Retiring from F1
1974 for Hulme was marked with another tragedy. His teammate and his friend Peter Revson was killed during the testing at Kyalami and again that tragedy happened in front of his eyes. Previously, Hulme won the race in Argentina, last in his F1 career, but after Revson’s tragedy, Hulme announced retirement at the end of the season.
In his Formula 1 career, Hulme scored eight wins, 33 podiums, one pole position and nine fastest laps in 112 races, scoring a total of 248 points.
Master of the Can-Am Series
Along with his Formula 1 commitments, the racer from New Zealand successfully competed in various racing series. In 1966, he was 2nd overall at Le Mans 24 Hours, driving Ford GT40 MkII with Ken Miles. He also appeared twice at 24 Hours of Daytona, while in the Indianapolis 500 race he finished 4th twice, in 1967 and 1968.
From 1966 until 1972, Hulme partnered Bruce McLaren in the new Can-Am Series. The pair was so dominant that the competition at one point was called by the Americans ’Bruce and Denny Show’. Driving McLaren-Chevrolet cars, they won four consecutive titles from 1967 to 1970, two by Hulme and two by McLaren, while Revson was the best in 1971.
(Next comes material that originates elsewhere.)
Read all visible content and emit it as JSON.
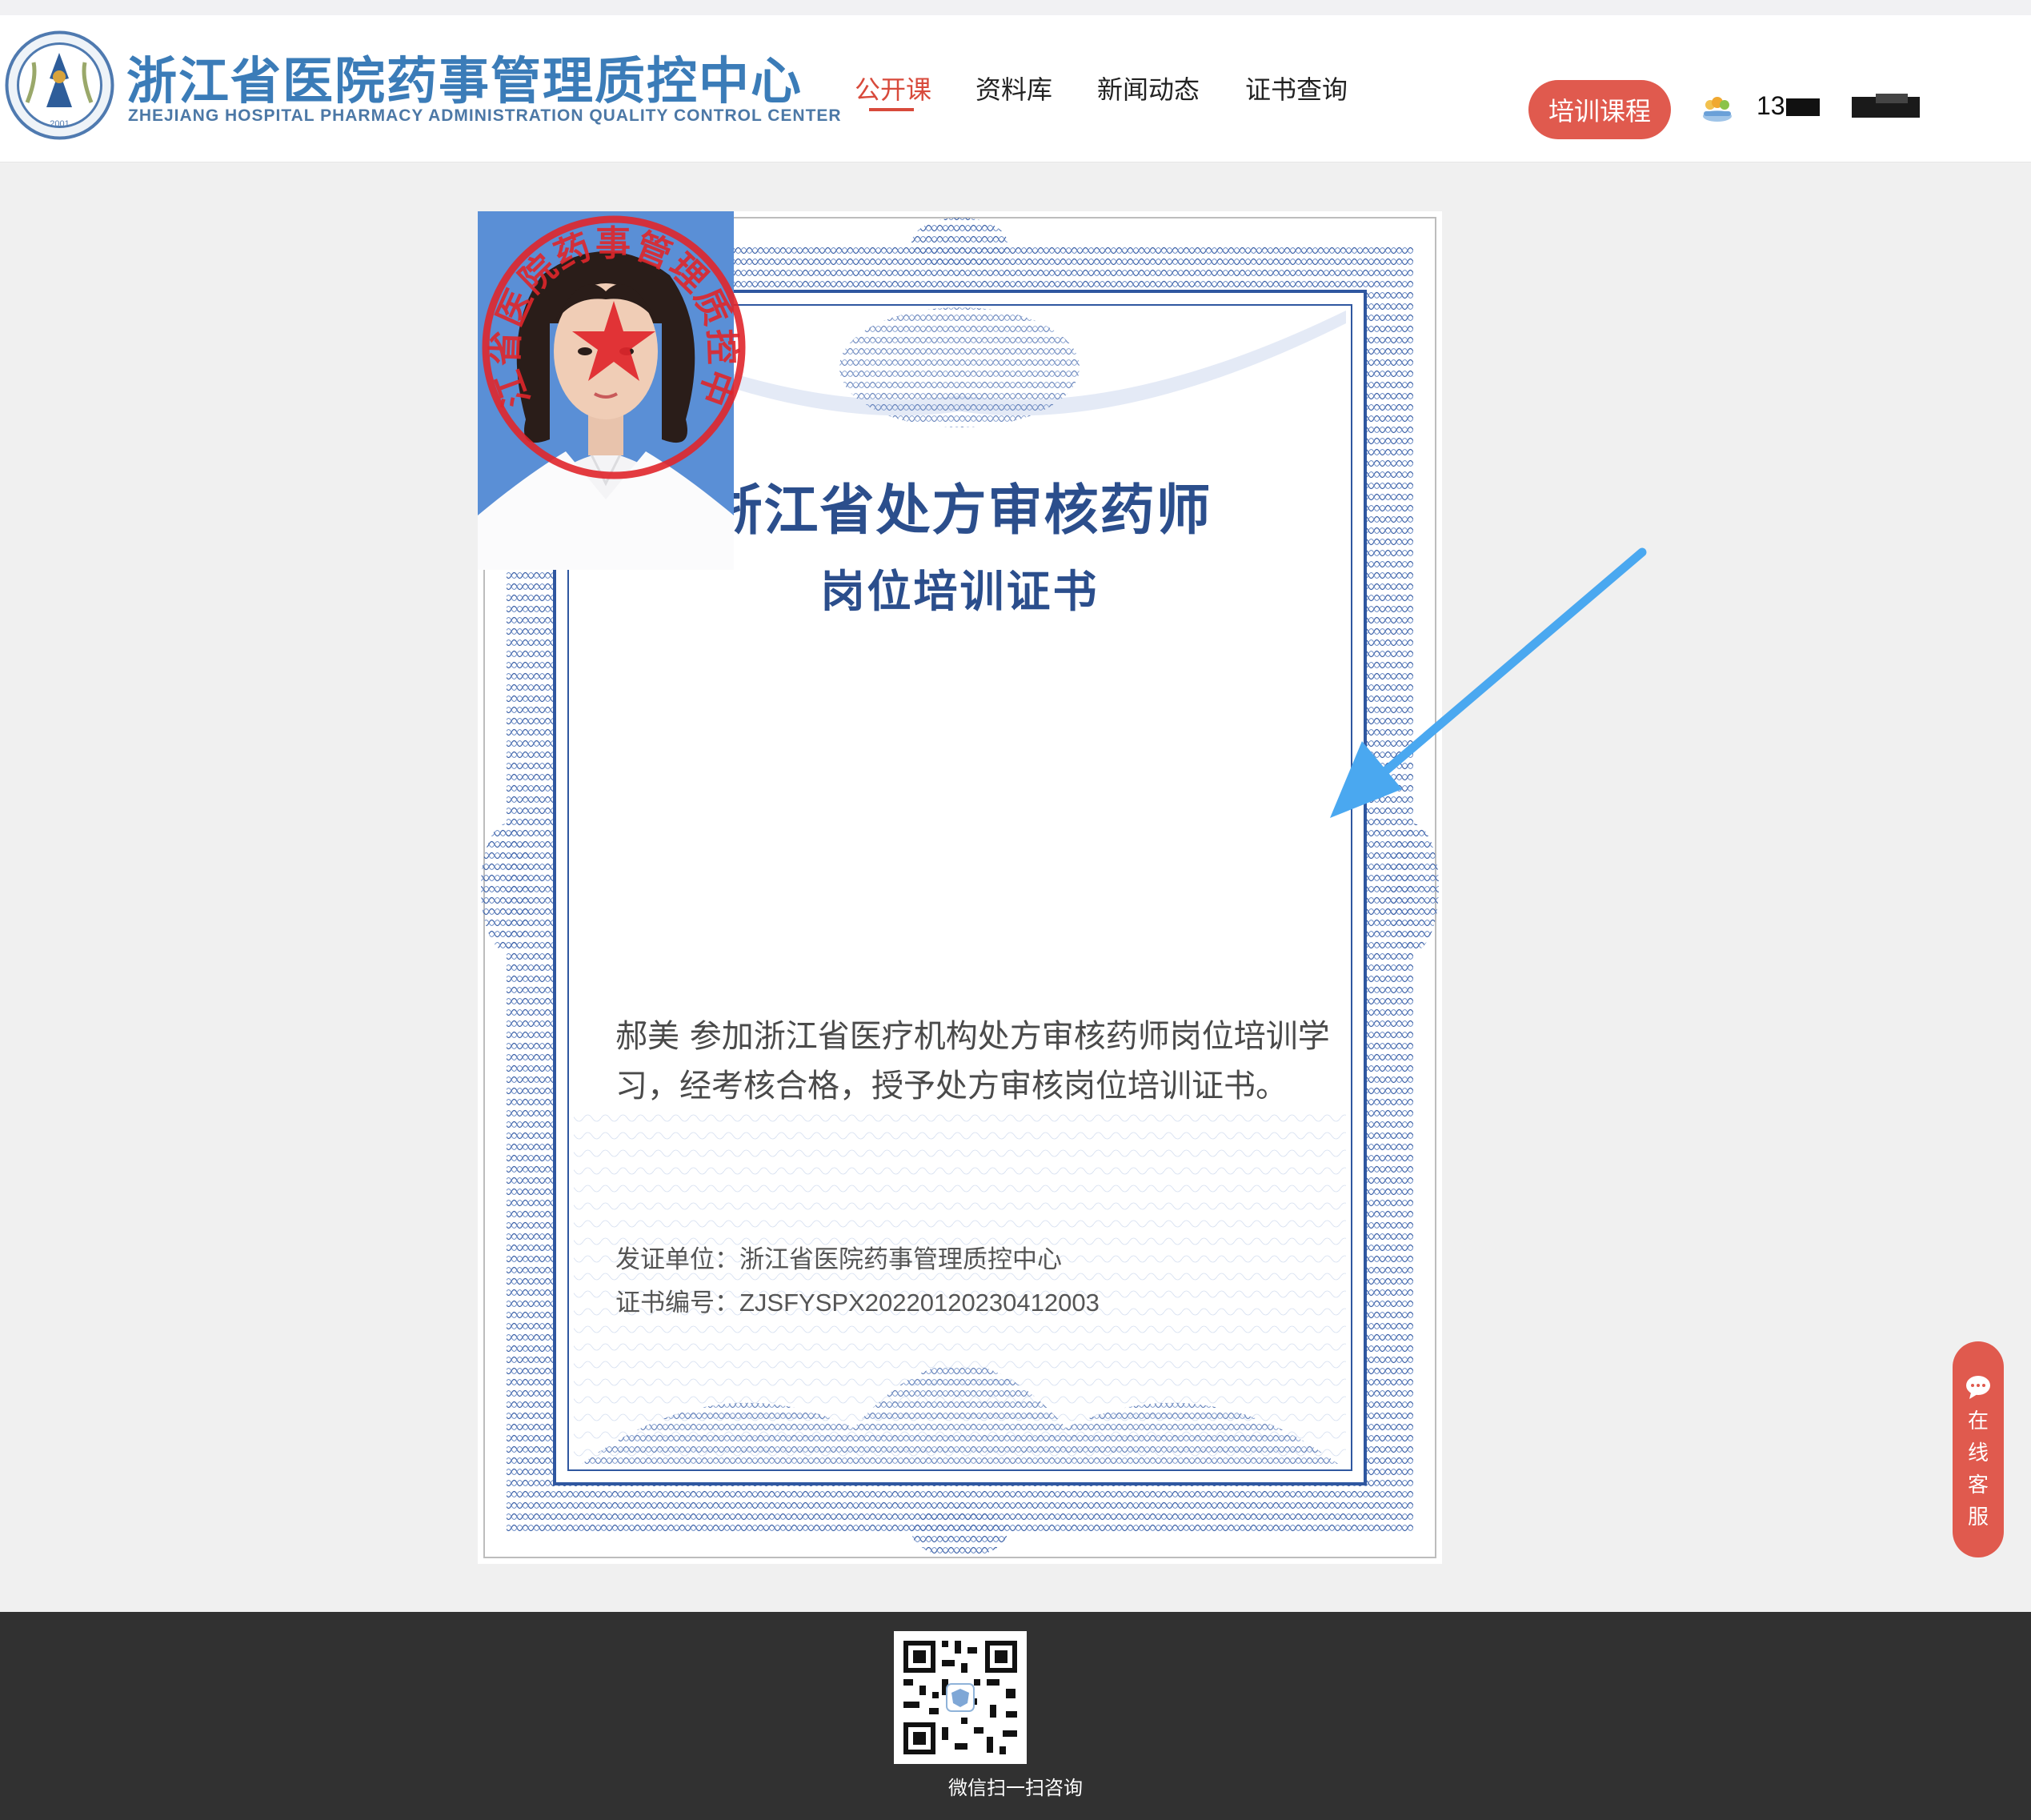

Out of retirement and death at Bathurst
After retiring from motorsport, Denny returned home to New Zealand. He appeared occasionally in some local endurance races before returning to full-time racing in 1982. Four years later, he returned to Europe and competed in the European Touring Cars Championship. Later, he also drove for the newly-formed Holden Racing Team alongside Larry Perkins. Finally, in the early 1990s, Hulme competed in trucks racing in New Zealand and Europe, driving a Scania.
Video :Danny Hulme's last race
Hulme’s life ended in 1992, during his favorite Bathurst 1000 race. Driving BMW M3 for the Benson & Hedges Racing team, Denny suffered a heart attack, driving at a speed of almost 230 km/h. He somehow managed to avoid a huge crash, but when the race marshalls reached the place of the accident, he was still strapped in the car. He was immediately taken to the Bathurst hospital, but the only thing the doctors could do is confirming his death.
Hulme was hard-mouthed but sensitive
It was a sad end of the journey for one of the best New Zealand racers. Denny was a great driver, but also a difficult person due to his hard-mouthed character. Those who knew him well said that his nickname ’Bear’ was well deserved. Many of them also said that Hulme could express his emotions and feelings only through racing. Considering everything he has achieved in his career, we can conclude that he was obviously an emotional and sensitive person.